START Study material
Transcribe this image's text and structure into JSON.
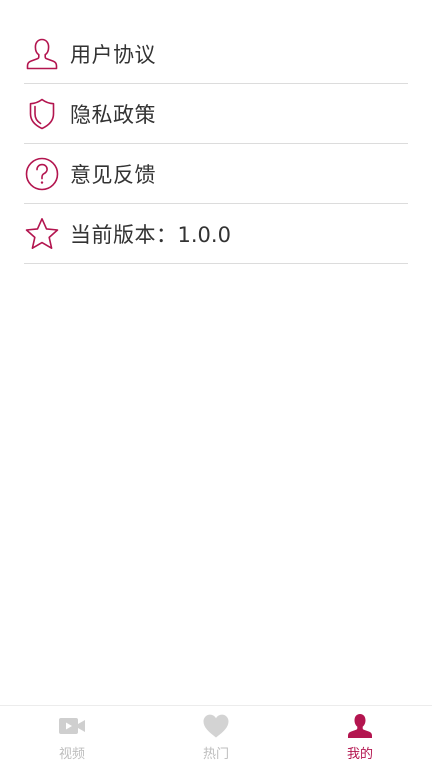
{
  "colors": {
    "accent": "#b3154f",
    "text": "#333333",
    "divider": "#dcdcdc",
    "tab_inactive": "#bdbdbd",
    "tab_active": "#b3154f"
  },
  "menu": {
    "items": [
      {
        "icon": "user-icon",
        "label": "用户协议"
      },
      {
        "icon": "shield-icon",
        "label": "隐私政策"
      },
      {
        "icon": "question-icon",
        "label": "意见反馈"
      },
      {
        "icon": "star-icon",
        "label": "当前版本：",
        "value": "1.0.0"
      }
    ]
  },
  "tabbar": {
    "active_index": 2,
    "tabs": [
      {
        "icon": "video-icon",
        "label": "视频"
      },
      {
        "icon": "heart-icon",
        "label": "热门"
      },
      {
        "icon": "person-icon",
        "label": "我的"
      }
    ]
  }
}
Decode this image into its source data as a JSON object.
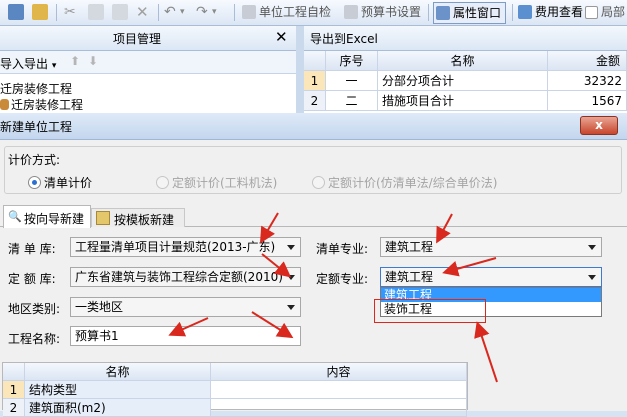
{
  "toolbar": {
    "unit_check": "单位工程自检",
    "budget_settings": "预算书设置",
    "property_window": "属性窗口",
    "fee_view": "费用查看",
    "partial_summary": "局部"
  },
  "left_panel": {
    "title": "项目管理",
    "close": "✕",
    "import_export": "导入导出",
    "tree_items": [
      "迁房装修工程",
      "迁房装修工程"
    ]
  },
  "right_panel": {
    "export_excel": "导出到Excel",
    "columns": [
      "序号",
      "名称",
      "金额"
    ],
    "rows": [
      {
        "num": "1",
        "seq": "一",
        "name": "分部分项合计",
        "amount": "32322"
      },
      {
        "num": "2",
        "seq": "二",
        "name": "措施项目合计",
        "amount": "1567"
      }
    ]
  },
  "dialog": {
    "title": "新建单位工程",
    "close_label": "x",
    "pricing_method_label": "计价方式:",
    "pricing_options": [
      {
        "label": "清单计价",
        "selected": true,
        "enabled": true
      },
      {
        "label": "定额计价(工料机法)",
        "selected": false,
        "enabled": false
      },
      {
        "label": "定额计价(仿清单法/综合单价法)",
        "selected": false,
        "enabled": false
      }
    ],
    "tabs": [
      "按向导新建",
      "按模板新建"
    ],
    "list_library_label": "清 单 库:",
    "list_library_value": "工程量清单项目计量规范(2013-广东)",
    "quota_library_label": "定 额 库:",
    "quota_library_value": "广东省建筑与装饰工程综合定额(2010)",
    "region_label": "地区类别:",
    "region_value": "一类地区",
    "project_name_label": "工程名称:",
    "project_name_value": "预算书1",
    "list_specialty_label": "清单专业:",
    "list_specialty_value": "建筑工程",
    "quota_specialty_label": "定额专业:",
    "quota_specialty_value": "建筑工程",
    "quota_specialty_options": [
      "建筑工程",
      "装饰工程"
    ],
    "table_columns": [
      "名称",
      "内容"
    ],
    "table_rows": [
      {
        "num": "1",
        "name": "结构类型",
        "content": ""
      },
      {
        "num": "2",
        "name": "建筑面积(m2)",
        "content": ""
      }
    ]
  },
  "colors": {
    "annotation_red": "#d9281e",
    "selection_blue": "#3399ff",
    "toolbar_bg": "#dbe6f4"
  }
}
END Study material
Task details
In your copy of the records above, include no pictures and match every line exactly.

Reply to the task
Transcribe this image's text and structure into JSON.
{
  "colors": {
    "accent": "#b3154f",
    "text": "#333333",
    "divider": "#dcdcdc",
    "tab_inactive": "#bdbdbd",
    "tab_active": "#b3154f"
  },
  "menu": {
    "items": [
      {
        "icon": "user-icon",
        "label": "用户协议"
      },
      {
        "icon": "shield-icon",
        "label": "隐私政策"
      },
      {
        "icon": "question-icon",
        "label": "意见反馈"
      },
      {
        "icon": "star-icon",
        "label": "当前版本：",
        "value": "1.0.0"
      }
    ]
  },
  "tabbar": {
    "active_index": 2,
    "tabs": [
      {
        "icon": "video-icon",
        "label": "视频"
      },
      {
        "icon": "heart-icon",
        "label": "热门"
      },
      {
        "icon": "person-icon",
        "label": "我的"
      }
    ]
  }
}
Decode this image into its source data as a JSON object.
{
  "toolbar": {
    "unit_check": "单位工程自检",
    "budget_settings": "预算书设置",
    "property_window": "属性窗口",
    "fee_view": "费用查看",
    "partial_summary": "局部"
  },
  "left_panel": {
    "title": "项目管理",
    "close": "✕",
    "import_export": "导入导出",
    "tree_items": [
      "迁房装修工程",
      "迁房装修工程"
    ]
  },
  "right_panel": {
    "export_excel": "导出到Excel",
    "columns": [
      "序号",
      "名称",
      "金额"
    ],
    "rows": [
      {
        "num": "1",
        "seq": "一",
        "name": "分部分项合计",
        "amount": "32322"
      },
      {
        "num": "2",
        "seq": "二",
        "name": "措施项目合计",
        "amount": "1567"
      }
    ]
  },
  "dialog": {
    "title": "新建单位工程",
    "close_label": "x",
    "pricing_method_label": "计价方式:",
    "pricing_options": [
      {
        "label": "清单计价",
        "selected": true,
        "enabled": true
      },
      {
        "label": "定额计价(工料机法)",
        "selected": false,
        "enabled": false
      },
      {
        "label": "定额计价(仿清单法/综合单价法)",
        "selected": false,
        "enabled": false
      }
    ],
    "tabs": [
      "按向导新建",
      "按模板新建"
    ],
    "list_library_label": "清 单 库:",
    "list_library_value": "工程量清单项目计量规范(2013-广东)",
    "quota_library_label": "定 额 库:",
    "quota_library_value": "广东省建筑与装饰工程综合定额(2010)",
    "region_label": "地区类别:",
    "region_value": "一类地区",
    "project_name_label": "工程名称:",
    "project_name_value": "预算书1",
    "list_specialty_label": "清单专业:",
    "list_specialty_value": "建筑工程",
    "quota_specialty_label": "定额专业:",
    "quota_specialty_value": "建筑工程",
    "quota_specialty_options": [
      "建筑工程",
      "装饰工程"
    ],
    "table_columns": [
      "名称",
      "内容"
    ],
    "table_rows": [
      {
        "num": "1",
        "name": "结构类型",
        "content": ""
      },
      {
        "num": "2",
        "name": "建筑面积(m2)",
        "content": ""
      }
    ]
  },
  "colors": {
    "annotation_red": "#d9281e",
    "selection_blue": "#3399ff",
    "toolbar_bg": "#dbe6f4"
  }
}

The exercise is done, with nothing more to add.